Monday's in the office are always busy and one of the most predictable visits will be for a child who has had a fever over the weekend. Fevers and kids are like salt and pepper they just go together. Why they seem to be worse or more frequent over the weekend, I don't know, but the doctor/mother in me thinks it is true. The most frequently asked question is ‘when do I need to see the doctor for a fever?' There is not one simple answer but here are some simple rules of thumb for calling the pediatrician:

  • Any infant under two months of age with a fever needs to see the pediatrician immediately.
  • An infant over two months of age with fever, irritability, poor feeding or lethargy, you should call to discuss with the doctor or nurse and an appointment as necessary.

As your child gets older they are more likely to have a viral infection causing their fever and it is easier to assess their severity of illness. Most children are cranky with fever, don't want to eat a lot, may not sleep as well, and just seem "off".

Treat their fever with either acetaminophen or ibuprofen according to the dosage chart for their weight. If your child seems to perk up after the fever comes down, plays for awhile, eats a popsicle or ice cream etc., and has a little more energy it is safe to watch them.

You can almost watch their fever return as they push away the toy, refuse their snack and begin to whine. This may continue as their fever goes up and down through out the day. Make sure they are hydrated even if they won't eat. I always say, "pull out that forbidden juice, soft drink, popsicle or ice cream" when they are sick so that they will drink or eat, and put it back up once they are better. Sick treats are good for everyone.

If your child has a fever for more than three days, it is a good idea to schedule an appointment for the doctor, just for a thorough exam and reassurance.

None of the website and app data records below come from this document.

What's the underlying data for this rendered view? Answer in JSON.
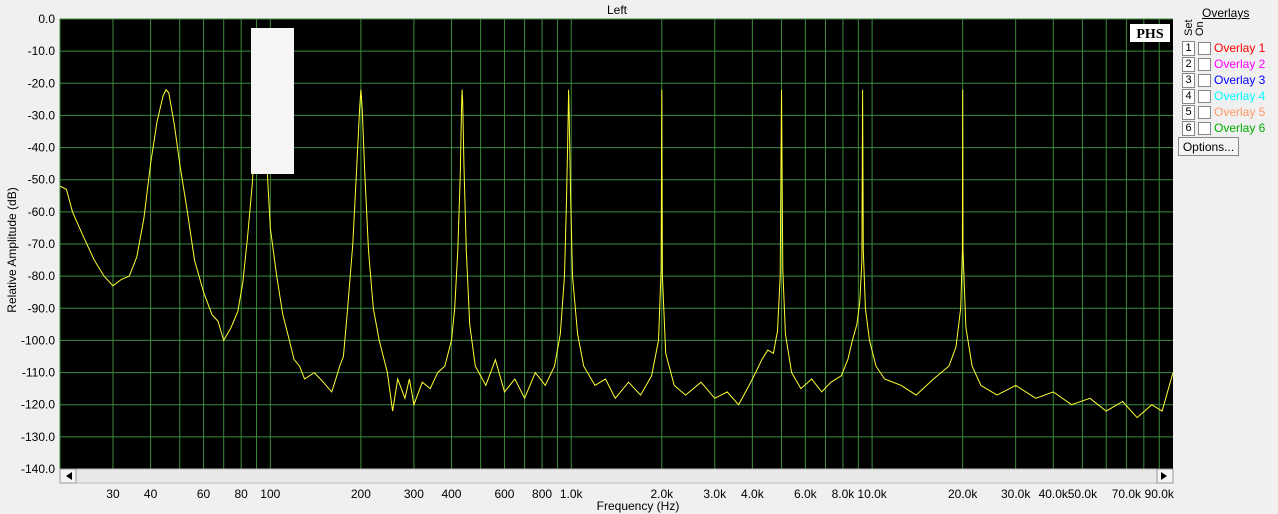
{
  "window": {
    "channel_title": "Left"
  },
  "badge": {
    "text": "PHS"
  },
  "overlays": {
    "title": "Overlays",
    "set_header": "Set",
    "on_header": "On",
    "items": [
      {
        "num": "1",
        "label": "Overlay 1",
        "color": "#ff0000"
      },
      {
        "num": "2",
        "label": "Overlay 2",
        "color": "#ff00ff"
      },
      {
        "num": "3",
        "label": "Overlay 3",
        "color": "#0000ff"
      },
      {
        "num": "4",
        "label": "Overlay 4",
        "color": "#00ffff"
      },
      {
        "num": "5",
        "label": "Overlay 5",
        "color": "#ff9966"
      },
      {
        "num": "6",
        "label": "Overlay 6",
        "color": "#00aa00"
      }
    ],
    "options_label": "Options..."
  },
  "colors": {
    "plot_bg": "#000000",
    "grid": "#3d8a3d",
    "trace": "#ffff33"
  },
  "chart_data": {
    "type": "line",
    "title": "Left",
    "xlabel": "Frequency (Hz)",
    "ylabel": "Relative Amplitude (dB)",
    "x_scale": "log",
    "xlim": [
      20,
      100000
    ],
    "ylim": [
      -140,
      0
    ],
    "grid": true,
    "yticks": [
      0,
      -10,
      -20,
      -30,
      -40,
      -50,
      -60,
      -70,
      -80,
      -90,
      -100,
      -110,
      -120,
      -130,
      -140
    ],
    "ytick_labels": [
      "0.0",
      "-10.0",
      "-20.0",
      "-30.0",
      "-40.0",
      "-50.0",
      "-60.0",
      "-70.0",
      "-80.0",
      "-90.0",
      "-100.0",
      "-110.0",
      "-120.0",
      "-130.0",
      "-140.0"
    ],
    "xticks": [
      30,
      40,
      60,
      80,
      100,
      200,
      300,
      400,
      600,
      800,
      1000,
      2000,
      3000,
      4000,
      6000,
      8000,
      10000,
      20000,
      30000,
      40000,
      50000,
      70000,
      90000
    ],
    "xtick_labels": [
      "30",
      "40",
      "60",
      "80",
      "100",
      "200",
      "300",
      "400",
      "600",
      "800",
      "1.0k",
      "2.0k",
      "3.0k",
      "4.0k",
      "6.0k",
      "8.0k",
      "10.0k",
      "20.0k",
      "30.0k",
      "40.0k",
      "50.0k",
      "70.0k",
      "90.0k"
    ],
    "series": [
      {
        "values": [
          [
            20,
            -52
          ],
          [
            21,
            -53
          ],
          [
            22,
            -60
          ],
          [
            24,
            -68
          ],
          [
            26,
            -75
          ],
          [
            28,
            -80
          ],
          [
            30,
            -83
          ],
          [
            32,
            -81
          ],
          [
            34,
            -80
          ],
          [
            36,
            -74
          ],
          [
            38,
            -62
          ],
          [
            40,
            -45
          ],
          [
            42,
            -32
          ],
          [
            44,
            -24
          ],
          [
            45,
            -22
          ],
          [
            46,
            -23
          ],
          [
            48,
            -33
          ],
          [
            50,
            -45
          ],
          [
            53,
            -60
          ],
          [
            56,
            -75
          ],
          [
            60,
            -85
          ],
          [
            64,
            -92
          ],
          [
            67,
            -94
          ],
          [
            70,
            -100
          ],
          [
            74,
            -96
          ],
          [
            78,
            -91
          ],
          [
            81,
            -82
          ],
          [
            84,
            -68
          ],
          [
            87,
            -52
          ],
          [
            89,
            -38
          ],
          [
            91,
            -25
          ],
          [
            92,
            -22
          ],
          [
            94,
            -27
          ],
          [
            97,
            -42
          ],
          [
            100,
            -65
          ],
          [
            105,
            -80
          ],
          [
            110,
            -92
          ],
          [
            115,
            -99
          ],
          [
            120,
            -106
          ],
          [
            125,
            -108
          ],
          [
            130,
            -112
          ],
          [
            140,
            -110
          ],
          [
            150,
            -113
          ],
          [
            160,
            -116
          ],
          [
            165,
            -112
          ],
          [
            170,
            -108
          ],
          [
            175,
            -105
          ],
          [
            180,
            -92
          ],
          [
            188,
            -70
          ],
          [
            194,
            -45
          ],
          [
            198,
            -28
          ],
          [
            200,
            -22
          ],
          [
            202,
            -28
          ],
          [
            206,
            -48
          ],
          [
            212,
            -72
          ],
          [
            220,
            -90
          ],
          [
            230,
            -100
          ],
          [
            245,
            -110
          ],
          [
            255,
            -122
          ],
          [
            265,
            -112
          ],
          [
            280,
            -118
          ],
          [
            290,
            -112
          ],
          [
            300,
            -120
          ],
          [
            320,
            -113
          ],
          [
            340,
            -115
          ],
          [
            360,
            -110
          ],
          [
            380,
            -108
          ],
          [
            400,
            -100
          ],
          [
            410,
            -90
          ],
          [
            420,
            -72
          ],
          [
            428,
            -48
          ],
          [
            432,
            -28
          ],
          [
            434,
            -22
          ],
          [
            436,
            -26
          ],
          [
            440,
            -45
          ],
          [
            448,
            -72
          ],
          [
            460,
            -95
          ],
          [
            480,
            -108
          ],
          [
            520,
            -114
          ],
          [
            560,
            -106
          ],
          [
            600,
            -116
          ],
          [
            650,
            -112
          ],
          [
            700,
            -118
          ],
          [
            760,
            -110
          ],
          [
            820,
            -114
          ],
          [
            880,
            -108
          ],
          [
            920,
            -98
          ],
          [
            950,
            -80
          ],
          [
            965,
            -55
          ],
          [
            975,
            -35
          ],
          [
            980,
            -22
          ],
          [
            985,
            -30
          ],
          [
            995,
            -55
          ],
          [
            1010,
            -80
          ],
          [
            1050,
            -98
          ],
          [
            1100,
            -108
          ],
          [
            1200,
            -114
          ],
          [
            1300,
            -112
          ],
          [
            1400,
            -118
          ],
          [
            1550,
            -113
          ],
          [
            1700,
            -117
          ],
          [
            1850,
            -111
          ],
          [
            1950,
            -100
          ],
          [
            1990,
            -78
          ],
          [
            2000,
            -22
          ],
          [
            2010,
            -80
          ],
          [
            2060,
            -104
          ],
          [
            2200,
            -114
          ],
          [
            2400,
            -117
          ],
          [
            2700,
            -113
          ],
          [
            3000,
            -118
          ],
          [
            3300,
            -116
          ],
          [
            3600,
            -120
          ],
          [
            3900,
            -114
          ],
          [
            4100,
            -110
          ],
          [
            4300,
            -106
          ],
          [
            4500,
            -103
          ],
          [
            4700,
            -104
          ],
          [
            4850,
            -97
          ],
          [
            4950,
            -80
          ],
          [
            5000,
            -22
          ],
          [
            5050,
            -78
          ],
          [
            5150,
            -98
          ],
          [
            5400,
            -110
          ],
          [
            5800,
            -115
          ],
          [
            6300,
            -112
          ],
          [
            6800,
            -116
          ],
          [
            7300,
            -113
          ],
          [
            7900,
            -111
          ],
          [
            8300,
            -106
          ],
          [
            8600,
            -100
          ],
          [
            8900,
            -95
          ],
          [
            9100,
            -88
          ],
          [
            9250,
            -75
          ],
          [
            9300,
            -22
          ],
          [
            9350,
            -72
          ],
          [
            9500,
            -90
          ],
          [
            9800,
            -100
          ],
          [
            10300,
            -108
          ],
          [
            11000,
            -112
          ],
          [
            12500,
            -114
          ],
          [
            14000,
            -117
          ],
          [
            16000,
            -112
          ],
          [
            18000,
            -108
          ],
          [
            19000,
            -102
          ],
          [
            19700,
            -90
          ],
          [
            19950,
            -72
          ],
          [
            20000,
            -22
          ],
          [
            20050,
            -72
          ],
          [
            20500,
            -96
          ],
          [
            21500,
            -108
          ],
          [
            23000,
            -114
          ],
          [
            26000,
            -117
          ],
          [
            30000,
            -114
          ],
          [
            35000,
            -118
          ],
          [
            40000,
            -116
          ],
          [
            46000,
            -120
          ],
          [
            53000,
            -118
          ],
          [
            60000,
            -122
          ],
          [
            68000,
            -119
          ],
          [
            76000,
            -124
          ],
          [
            85000,
            -120
          ],
          [
            92000,
            -122
          ],
          [
            100000,
            -110
          ]
        ]
      }
    ]
  }
}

Most often they will be sent home with a diagnosis of viral infection and the fever will resolve quickly thereafter.

Remember, fever is your friend. The more you deal with it as a parent, the better you get at realizing it is only a symptom and your child's best treatment may be your TLC.

That's your daily dose, we'll chat tomorrow!